But the mother bought all of the bride's needs, plus the cake, and the flowers. Flowers cost thousands of dollars nowadays. But she knew somebody and got them all for twelve hundred dollars and she had to help decorate the church.

And Monica's boy and girl have taken so very much money for their educations! The son went to a 'party school' state college in a big town not too far, and lived on campus. And the doctor went to Big Name undergrad and medical schools. She and her new husband are both starting their residencies. They won't be making much, and soon the loan repayments are due.

I know some physician couples who live in Menlo Park whose combined loan payments are bigger than the payments for their house!

In Latin culture, the children support and honor the mother. They give money to her. 

And Monica would like for the two older ones to 'help out' with the youngest for her education, instead of honoring herself.

But she doesn't know how to ask; none of them have appreciated all she has done for them.

She showed me a letter from the bride. It was postmarked with the new town a four-hour flight away.

It was a printed, 'new address' card with a photo of the couple.

It said, 'Hi mom! I miss you.'

There was no thank you or anything.

I am torn. When I was a resident, it took everything I had to concentrate on getting through. I never went to family events, like baby showers and the hospital when my niece and nephew were born. I was always working...and exhausted...

How can I communicate that to Monica who is suffering and not able to understand it's not a reflection on her?

How can I communicate that last night, at the mini golf for my boy--we went at eight p.m. when I was post-call--I felt like a freak?

I couldn't relax and 'have fun'?

I looked at everyone like a sociologist, an anthropologist, a physician, thinking, 'wow! there is apparently a physical need to have fun. That makes sense with the huge emotional bodies this type of humanoid creation has, it has a need to interact socially, and to play together this stupid game with sticks and balls and very challenging cups.'

My boy responded to the others. Those playing before, and those playing after. A nice trio of college boys were calling him 'Caddy'...and when I got a hole in one, everyone gave me high fives!

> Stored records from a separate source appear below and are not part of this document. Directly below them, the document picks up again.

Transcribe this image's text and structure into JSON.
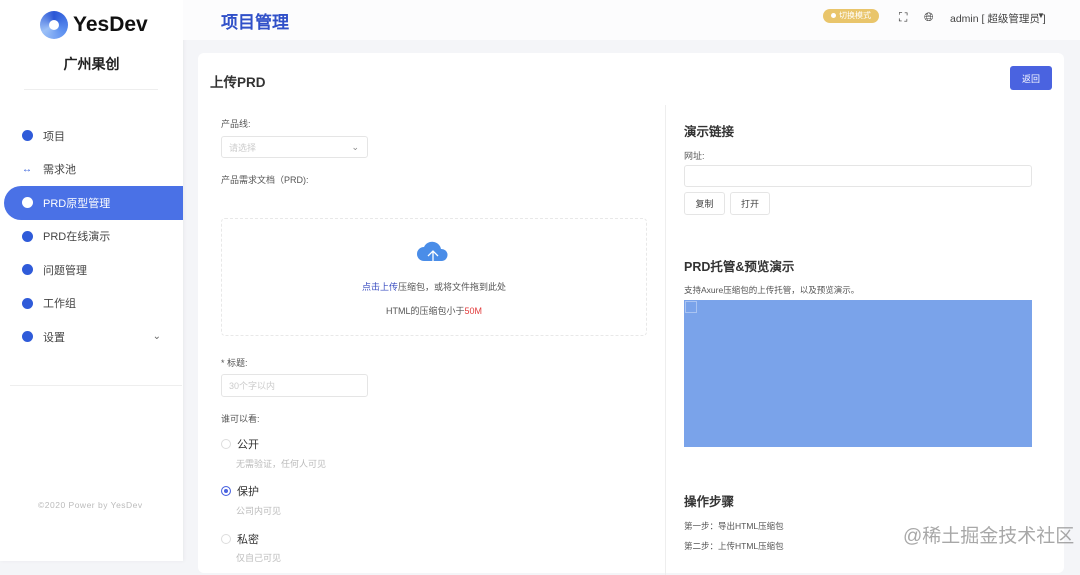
{
  "brand": {
    "name": "YesDev",
    "org": "广州果创"
  },
  "sidebar": {
    "items": [
      {
        "label": "项目"
      },
      {
        "label": "需求池"
      },
      {
        "label": "PRD原型管理"
      },
      {
        "label": "PRD在线演示"
      },
      {
        "label": "问题管理"
      },
      {
        "label": "工作组"
      },
      {
        "label": "设置"
      }
    ],
    "copyright": "©2020 Power by YesDev"
  },
  "header": {
    "title": "项目管理",
    "mode_badge": "切换模式",
    "user": "admin [ 超级管理员 ]"
  },
  "card": {
    "title": "上传PRD",
    "back": "返回"
  },
  "form": {
    "product_line_label": "产品线:",
    "product_line_placeholder": "请选择",
    "prd_label": "产品需求文档（PRD):",
    "upload_link": "点击上传",
    "upload_text": "压缩包，或将文件拖到此处",
    "upload_hint": "HTML的压缩包小于",
    "upload_limit": "50M",
    "title_label": "* 标题:",
    "title_placeholder": "30个字以内",
    "visibility_label": "谁可以看:",
    "options": [
      {
        "label": "公开",
        "desc": "无需验证，任何人可见"
      },
      {
        "label": "保护",
        "desc": "公司内可见"
      },
      {
        "label": "私密",
        "desc": "仅自己可见"
      }
    ]
  },
  "right": {
    "demo_title": "演示链接",
    "url_label": "网址:",
    "url_value": "",
    "copy": "复制",
    "open": "打开",
    "host_title": "PRD托管&预览演示",
    "host_desc": "支持Axure压缩包的上传托管，以及预览演示。",
    "steps_title": "操作步骤",
    "steps": [
      "第一步：导出HTML压缩包",
      "第二步：上传HTML压缩包"
    ]
  },
  "watermark": "@稀土掘金技术社区"
}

That's what medical school training and twenty years at the front lines will do to a give up your right to have fun and play.

The best part of the night was when my kid hit the green golf ball into the water feature. As he ran to get a new one, I used both the clubs, and all my ingenuity, to fish it out. I rolled it delicately towards the wall, up the rocks, and to reaching distance.

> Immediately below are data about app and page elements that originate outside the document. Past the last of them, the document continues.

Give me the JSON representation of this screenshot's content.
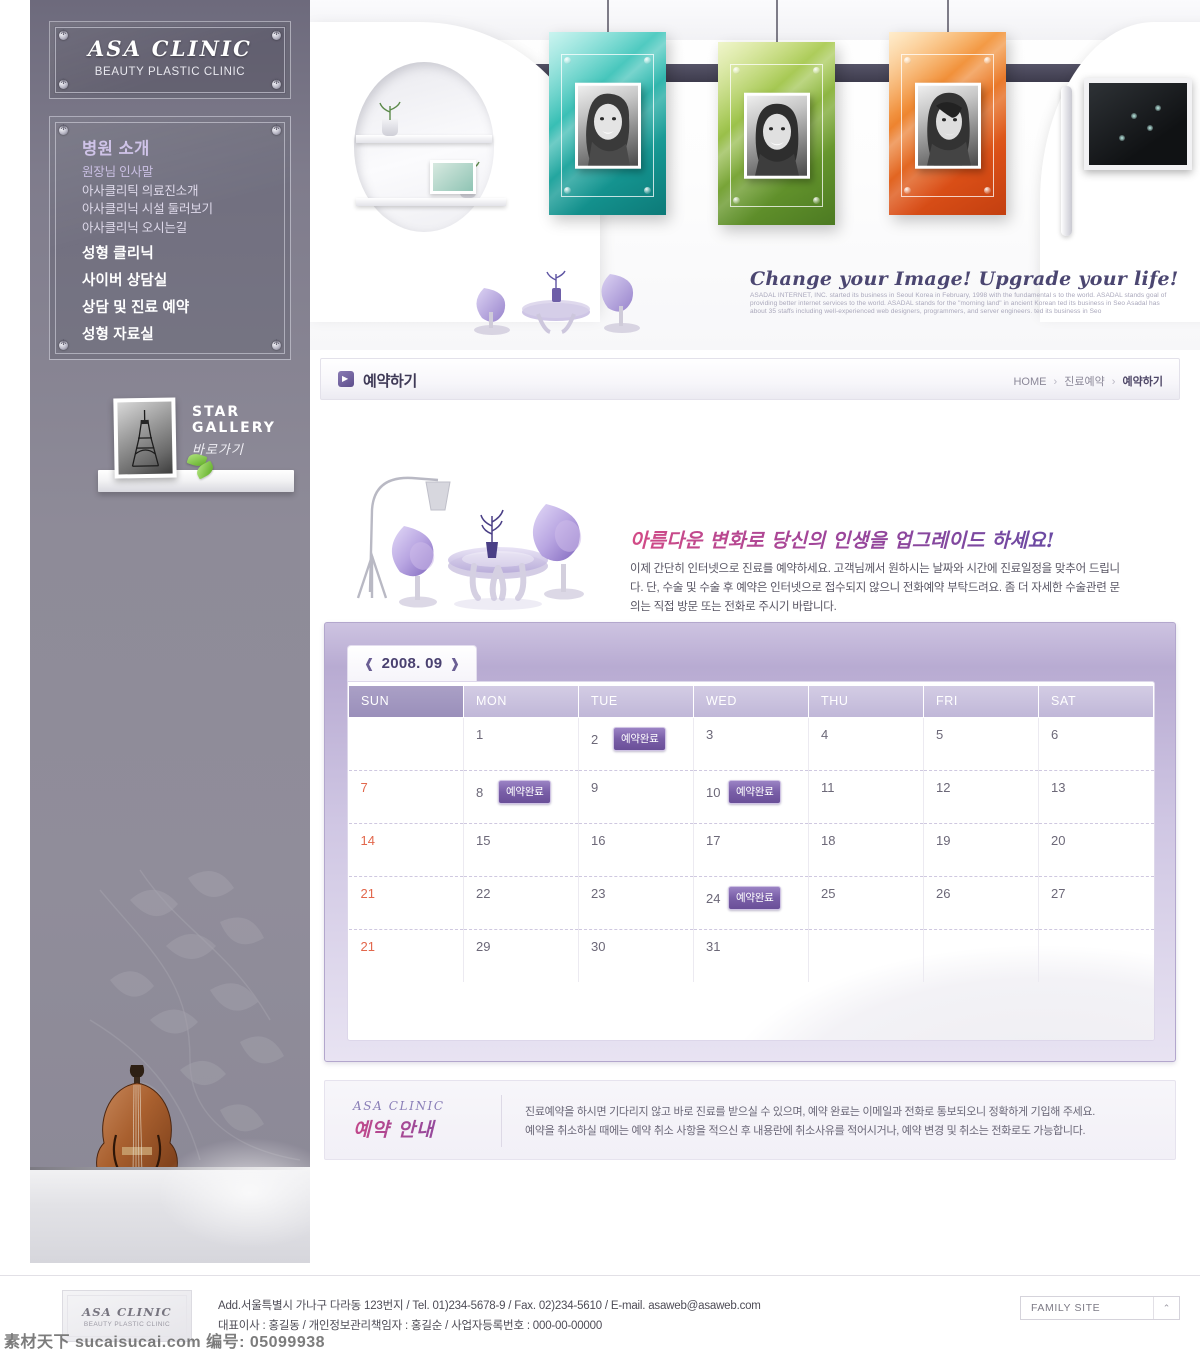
{
  "brand": {
    "name": "ASA CLINIC",
    "tagline_en": "BEAUTY PLASTIC CLINIC"
  },
  "sidebar": {
    "nav_heading": "병원 소개",
    "sub_items": [
      "원장님 인사말",
      "아사클리틱 의료진소개",
      "아사클리닉 시설 둘러보기",
      "아사클리닉 오시는길"
    ],
    "main_items": [
      "성형 클리닉",
      "사이버 상담실",
      "상담 및 진료 예약",
      "성형 자료실"
    ],
    "gallery": {
      "title_en": "STAR GALLERY",
      "title_kr": "바로가기"
    }
  },
  "banner": {
    "tagline": "Change your Image! Upgrade your life!",
    "body": "ASADAL INTERNET, INC. started its business in Seoul Korea in February, 1998 with the fundamental s to the world. ASADAL stands goal of providing better internet services to the world. ASADAL stands for the \"morning land\" in ancient Korean ted its business in Seo Asadal has about 35 staffs including well-experienced web designers, programmers, and server engineers. ted its business in Seo"
  },
  "breadcrumb": {
    "page_title": "예약하기",
    "home": "HOME",
    "section": "진료예약",
    "current": "예약하기"
  },
  "intro": {
    "heading": "아름다운 변화로 당신의 인생을 업그레이드 하세요!",
    "body": "이제 간단히 인터넷으로 진료를 예약하세요. 고객님께서 원하시는 날짜와 시간에 진료일정을 맞추어 드립니다. 단, 수술 및 수술 후 예약은 인터넷으로 접수되지 않으니 전화예약 부탁드려요. 좀 더 자세한 수술관련 문의는 직접 방문 또는 전화로 주시기 바랍니다."
  },
  "calendar": {
    "month_label": "2008. 09",
    "prev_arrow": "❰",
    "next_arrow": "❱",
    "badge_label": "예약완료",
    "weekdays": [
      "SUN",
      "MON",
      "TUE",
      "WED",
      "THU",
      "FRI",
      "SAT"
    ],
    "weeks": [
      [
        {
          "day": "",
          "badge": false
        },
        {
          "day": "1",
          "badge": false
        },
        {
          "day": "2",
          "badge": true
        },
        {
          "day": "3",
          "badge": false
        },
        {
          "day": "4",
          "badge": false
        },
        {
          "day": "5",
          "badge": false
        },
        {
          "day": "6",
          "badge": false
        }
      ],
      [
        {
          "day": "7",
          "badge": false
        },
        {
          "day": "8",
          "badge": true
        },
        {
          "day": "9",
          "badge": false
        },
        {
          "day": "10",
          "badge": true
        },
        {
          "day": "11",
          "badge": false
        },
        {
          "day": "12",
          "badge": false
        },
        {
          "day": "13",
          "badge": false
        }
      ],
      [
        {
          "day": "14",
          "badge": false
        },
        {
          "day": "15",
          "badge": false
        },
        {
          "day": "16",
          "badge": false
        },
        {
          "day": "17",
          "badge": false
        },
        {
          "day": "18",
          "badge": false
        },
        {
          "day": "19",
          "badge": false
        },
        {
          "day": "20",
          "badge": false
        }
      ],
      [
        {
          "day": "21",
          "badge": false
        },
        {
          "day": "22",
          "badge": false
        },
        {
          "day": "23",
          "badge": false
        },
        {
          "day": "24",
          "badge": true
        },
        {
          "day": "25",
          "badge": false
        },
        {
          "day": "26",
          "badge": false
        },
        {
          "day": "27",
          "badge": false
        }
      ],
      [
        {
          "day": "21",
          "badge": false
        },
        {
          "day": "29",
          "badge": false
        },
        {
          "day": "30",
          "badge": false
        },
        {
          "day": "31",
          "badge": false
        },
        {
          "day": "",
          "badge": false
        },
        {
          "day": "",
          "badge": false
        },
        {
          "day": "",
          "badge": false
        }
      ]
    ]
  },
  "notice": {
    "logo_en": "ASA CLINIC",
    "logo_kr": "예약 안내",
    "line1": "진료예약을 하시면 기다리지 않고 바로 진료를 받으실 수 있으며, 예약 완료는 이메일과 전화로 통보되오니 정확하게 기입해 주세요.",
    "line2": "예약을 취소하실 때에는 예약 취소 사항을 적으신 후 내용란에 취소사유를 적어시거나, 예약 변경 및 취소는 전화로도 가능합니다."
  },
  "footer": {
    "plate_title": "ASA CLINIC",
    "plate_sub": "BEAUTY PLASTIC CLINIC",
    "line1": "Add.서울특별시 가나구 다라동 123번지  /  Tel. 01)234-5678-9  /  Fax. 02)234-5610  /  E-mail. asaweb@asaweb.com",
    "line2": "대표이사 : 홍길동  /  개인정보관리책임자 : 홍길순  /  사업자등록번호 : 000-00-00000",
    "family_site": "FAMILY SITE",
    "family_chevron": "⌃"
  },
  "watermark": "素材天下 sucaisucai.com  编号: 05099938",
  "colors": {
    "sidebar": "#8d8a97",
    "accent_purple": "#6a4f98",
    "badge": "#7a5fa8",
    "sunday_red": "#e2674c",
    "frame_teal": "#2fb3ab",
    "frame_green": "#7ca832",
    "frame_orange": "#e2631f"
  }
}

That was a challenge and succeeding at it was fun!

I kept the golf ball. I put it on my grid. LOL

As we Ascend, together, a time shall come where we have to face 'reality' and all its untruths.

This is one today, about the wedding, and the education, and the gratitude.

You might want to think about how we can undo the slavery of Monica, the scoundrel of the ex, the desire for the children to make a good start in the world turning into a big of 'entitlement' wouldn't you agree?

And how together as an enlightened humanity, take steps to fix it?

She Works Hard For The Money by Donna Summer

Aloha and Mahalos,

Reiki Doc